(RECORD SET begins)
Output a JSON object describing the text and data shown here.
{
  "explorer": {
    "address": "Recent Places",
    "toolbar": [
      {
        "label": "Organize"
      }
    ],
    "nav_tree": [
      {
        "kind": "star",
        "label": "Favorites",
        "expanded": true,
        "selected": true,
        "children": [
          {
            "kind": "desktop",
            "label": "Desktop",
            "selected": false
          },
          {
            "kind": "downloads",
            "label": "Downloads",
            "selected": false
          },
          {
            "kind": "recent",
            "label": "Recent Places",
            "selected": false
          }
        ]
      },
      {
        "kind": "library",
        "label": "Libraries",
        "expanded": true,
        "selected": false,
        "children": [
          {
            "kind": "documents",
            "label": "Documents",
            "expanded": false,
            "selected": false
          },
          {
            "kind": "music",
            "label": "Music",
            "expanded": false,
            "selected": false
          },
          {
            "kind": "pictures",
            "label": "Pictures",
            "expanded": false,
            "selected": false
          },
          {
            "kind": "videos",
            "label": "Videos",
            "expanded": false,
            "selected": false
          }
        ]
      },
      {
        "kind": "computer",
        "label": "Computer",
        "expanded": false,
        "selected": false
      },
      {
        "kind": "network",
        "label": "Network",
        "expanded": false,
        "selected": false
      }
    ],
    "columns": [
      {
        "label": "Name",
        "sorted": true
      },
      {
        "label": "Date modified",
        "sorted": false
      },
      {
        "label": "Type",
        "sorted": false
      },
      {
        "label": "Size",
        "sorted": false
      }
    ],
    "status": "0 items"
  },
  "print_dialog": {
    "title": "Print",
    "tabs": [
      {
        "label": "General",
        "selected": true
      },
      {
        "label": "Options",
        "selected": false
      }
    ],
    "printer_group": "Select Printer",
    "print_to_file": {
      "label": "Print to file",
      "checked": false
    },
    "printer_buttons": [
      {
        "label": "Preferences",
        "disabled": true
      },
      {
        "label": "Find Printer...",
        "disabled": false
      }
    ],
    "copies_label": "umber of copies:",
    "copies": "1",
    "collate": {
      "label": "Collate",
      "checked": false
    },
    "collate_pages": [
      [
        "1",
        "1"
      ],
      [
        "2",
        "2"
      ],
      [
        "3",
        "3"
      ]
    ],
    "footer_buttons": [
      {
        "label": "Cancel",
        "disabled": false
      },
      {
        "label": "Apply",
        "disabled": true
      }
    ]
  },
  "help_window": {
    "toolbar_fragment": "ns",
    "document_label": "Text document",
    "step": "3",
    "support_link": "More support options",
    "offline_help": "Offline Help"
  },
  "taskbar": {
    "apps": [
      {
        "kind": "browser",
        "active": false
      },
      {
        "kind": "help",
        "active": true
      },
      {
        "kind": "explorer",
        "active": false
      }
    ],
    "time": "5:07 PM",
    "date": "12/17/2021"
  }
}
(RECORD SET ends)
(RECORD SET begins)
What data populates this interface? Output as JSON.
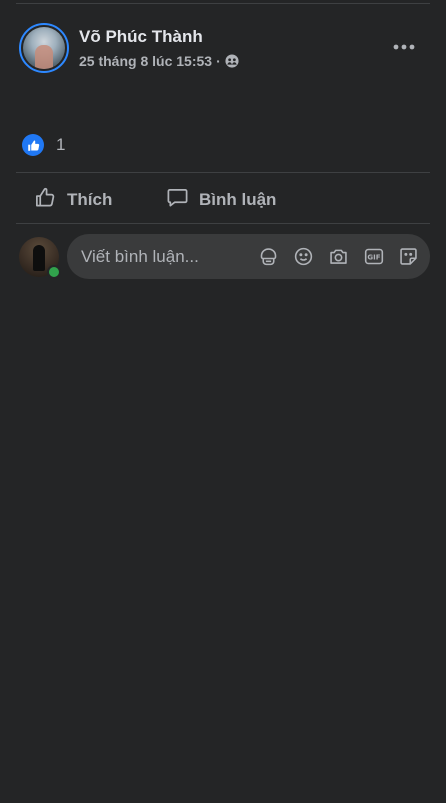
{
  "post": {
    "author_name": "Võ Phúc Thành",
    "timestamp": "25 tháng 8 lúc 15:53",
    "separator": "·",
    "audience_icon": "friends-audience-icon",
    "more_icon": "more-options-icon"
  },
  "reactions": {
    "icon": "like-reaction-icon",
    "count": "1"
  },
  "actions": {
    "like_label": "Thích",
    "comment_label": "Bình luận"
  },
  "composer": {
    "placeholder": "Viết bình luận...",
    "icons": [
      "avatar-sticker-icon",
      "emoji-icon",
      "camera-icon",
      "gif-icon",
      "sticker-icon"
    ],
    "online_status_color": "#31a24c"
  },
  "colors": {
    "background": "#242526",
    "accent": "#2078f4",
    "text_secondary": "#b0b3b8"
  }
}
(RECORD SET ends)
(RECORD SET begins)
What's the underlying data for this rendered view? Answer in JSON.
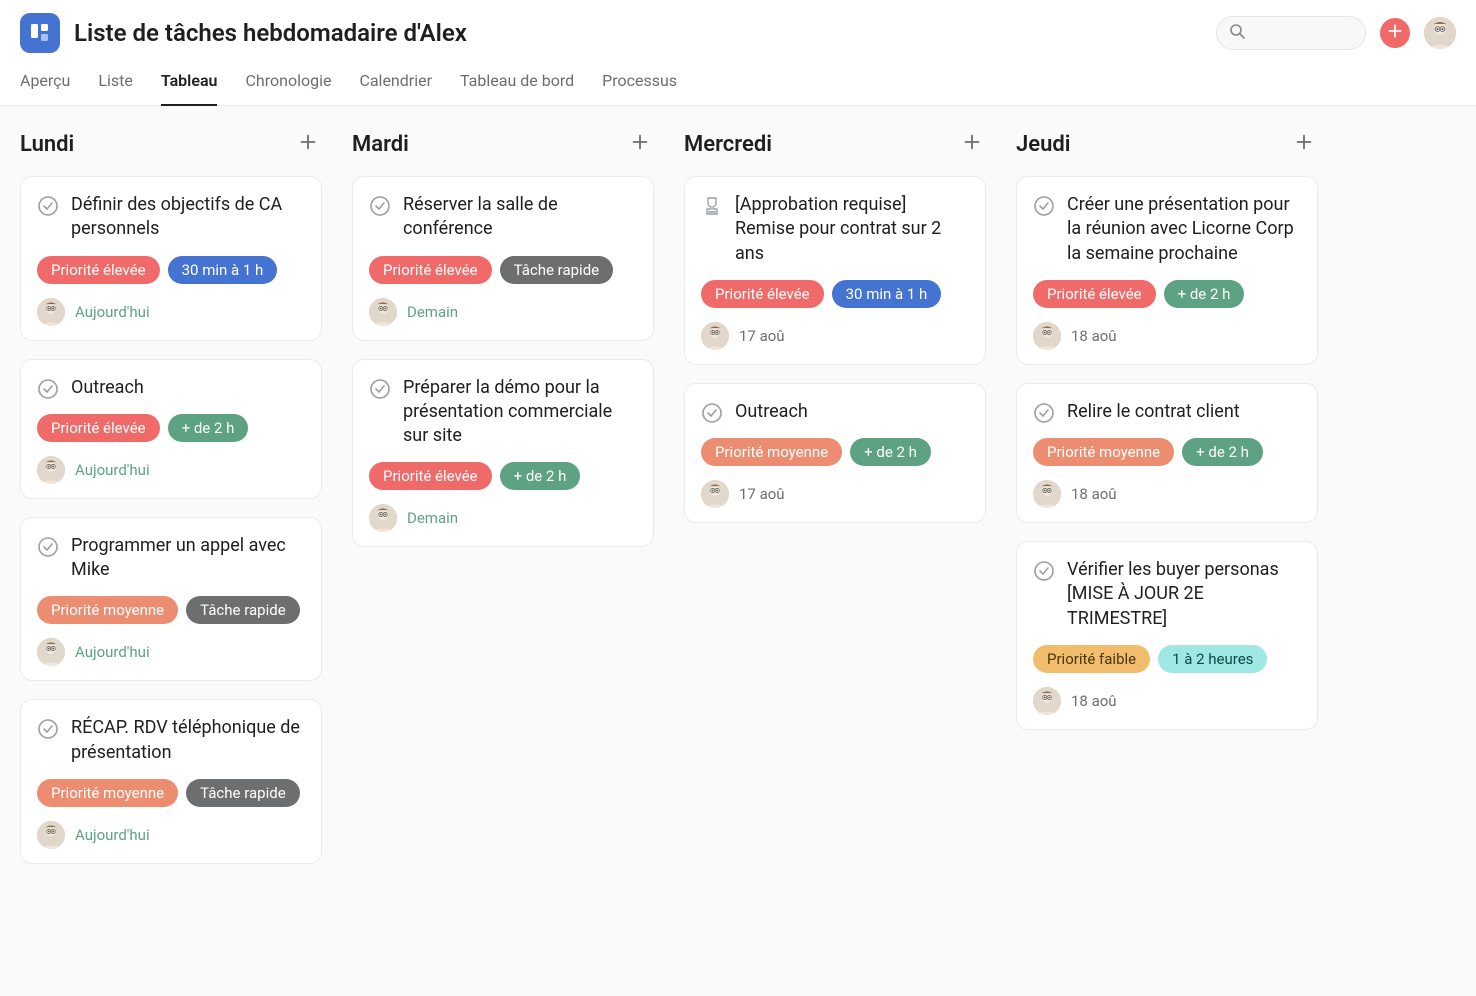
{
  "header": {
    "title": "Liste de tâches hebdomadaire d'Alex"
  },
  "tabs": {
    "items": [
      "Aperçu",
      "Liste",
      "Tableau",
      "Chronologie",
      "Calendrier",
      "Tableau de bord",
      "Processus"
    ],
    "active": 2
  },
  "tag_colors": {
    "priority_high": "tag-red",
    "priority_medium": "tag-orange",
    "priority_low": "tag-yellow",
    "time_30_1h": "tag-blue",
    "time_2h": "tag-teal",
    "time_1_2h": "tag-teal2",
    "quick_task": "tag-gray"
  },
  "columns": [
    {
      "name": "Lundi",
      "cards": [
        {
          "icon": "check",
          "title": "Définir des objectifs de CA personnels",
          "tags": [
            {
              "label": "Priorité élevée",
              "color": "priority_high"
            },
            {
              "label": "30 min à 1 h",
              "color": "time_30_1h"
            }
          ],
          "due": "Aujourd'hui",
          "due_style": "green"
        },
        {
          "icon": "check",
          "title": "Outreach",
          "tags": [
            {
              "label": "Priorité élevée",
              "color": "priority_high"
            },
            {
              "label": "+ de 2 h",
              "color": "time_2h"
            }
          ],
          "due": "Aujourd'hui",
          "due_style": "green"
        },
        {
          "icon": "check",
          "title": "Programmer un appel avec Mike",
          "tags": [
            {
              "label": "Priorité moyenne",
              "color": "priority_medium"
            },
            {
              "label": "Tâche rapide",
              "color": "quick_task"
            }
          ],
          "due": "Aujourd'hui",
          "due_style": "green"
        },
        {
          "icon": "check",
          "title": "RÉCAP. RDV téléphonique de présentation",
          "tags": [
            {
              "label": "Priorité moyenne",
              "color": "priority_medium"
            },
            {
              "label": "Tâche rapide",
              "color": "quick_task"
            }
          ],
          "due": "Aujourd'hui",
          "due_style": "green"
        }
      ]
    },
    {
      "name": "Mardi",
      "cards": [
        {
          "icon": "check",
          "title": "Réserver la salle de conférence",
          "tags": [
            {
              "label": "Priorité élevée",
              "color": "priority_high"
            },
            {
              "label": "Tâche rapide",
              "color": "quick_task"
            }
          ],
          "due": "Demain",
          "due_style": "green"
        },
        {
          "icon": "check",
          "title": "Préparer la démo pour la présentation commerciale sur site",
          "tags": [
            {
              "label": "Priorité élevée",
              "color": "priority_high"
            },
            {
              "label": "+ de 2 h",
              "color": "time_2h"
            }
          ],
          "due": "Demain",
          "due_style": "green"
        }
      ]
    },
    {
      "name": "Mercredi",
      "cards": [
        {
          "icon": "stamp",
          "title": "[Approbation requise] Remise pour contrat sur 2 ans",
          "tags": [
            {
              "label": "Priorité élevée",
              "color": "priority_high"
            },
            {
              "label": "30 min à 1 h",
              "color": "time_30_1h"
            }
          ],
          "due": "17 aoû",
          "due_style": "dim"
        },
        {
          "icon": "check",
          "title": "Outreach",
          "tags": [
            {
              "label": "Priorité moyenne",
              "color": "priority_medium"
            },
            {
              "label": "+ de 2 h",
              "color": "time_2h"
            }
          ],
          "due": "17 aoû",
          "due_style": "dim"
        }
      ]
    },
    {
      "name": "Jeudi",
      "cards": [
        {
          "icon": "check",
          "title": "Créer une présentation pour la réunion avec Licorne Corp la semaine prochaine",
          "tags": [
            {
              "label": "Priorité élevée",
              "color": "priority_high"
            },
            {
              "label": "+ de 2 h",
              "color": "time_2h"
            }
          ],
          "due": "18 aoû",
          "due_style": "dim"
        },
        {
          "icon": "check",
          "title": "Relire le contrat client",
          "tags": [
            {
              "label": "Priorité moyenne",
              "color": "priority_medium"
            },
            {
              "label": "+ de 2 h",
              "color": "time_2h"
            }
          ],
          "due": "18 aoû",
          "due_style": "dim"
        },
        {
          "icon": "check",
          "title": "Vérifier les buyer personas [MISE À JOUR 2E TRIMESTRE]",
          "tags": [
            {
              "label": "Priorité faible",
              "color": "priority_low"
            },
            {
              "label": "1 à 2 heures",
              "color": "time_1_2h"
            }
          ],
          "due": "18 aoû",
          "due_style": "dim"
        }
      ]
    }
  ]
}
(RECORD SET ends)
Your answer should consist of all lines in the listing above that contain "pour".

          "title": "Préparer la démo pour la présentation commerciale sur site",
          "title": "[Approbation requise] Remise pour contrat sur 2 ans",
          "title": "Créer une présentation pour la réunion avec Licorne Corp la semaine prochaine",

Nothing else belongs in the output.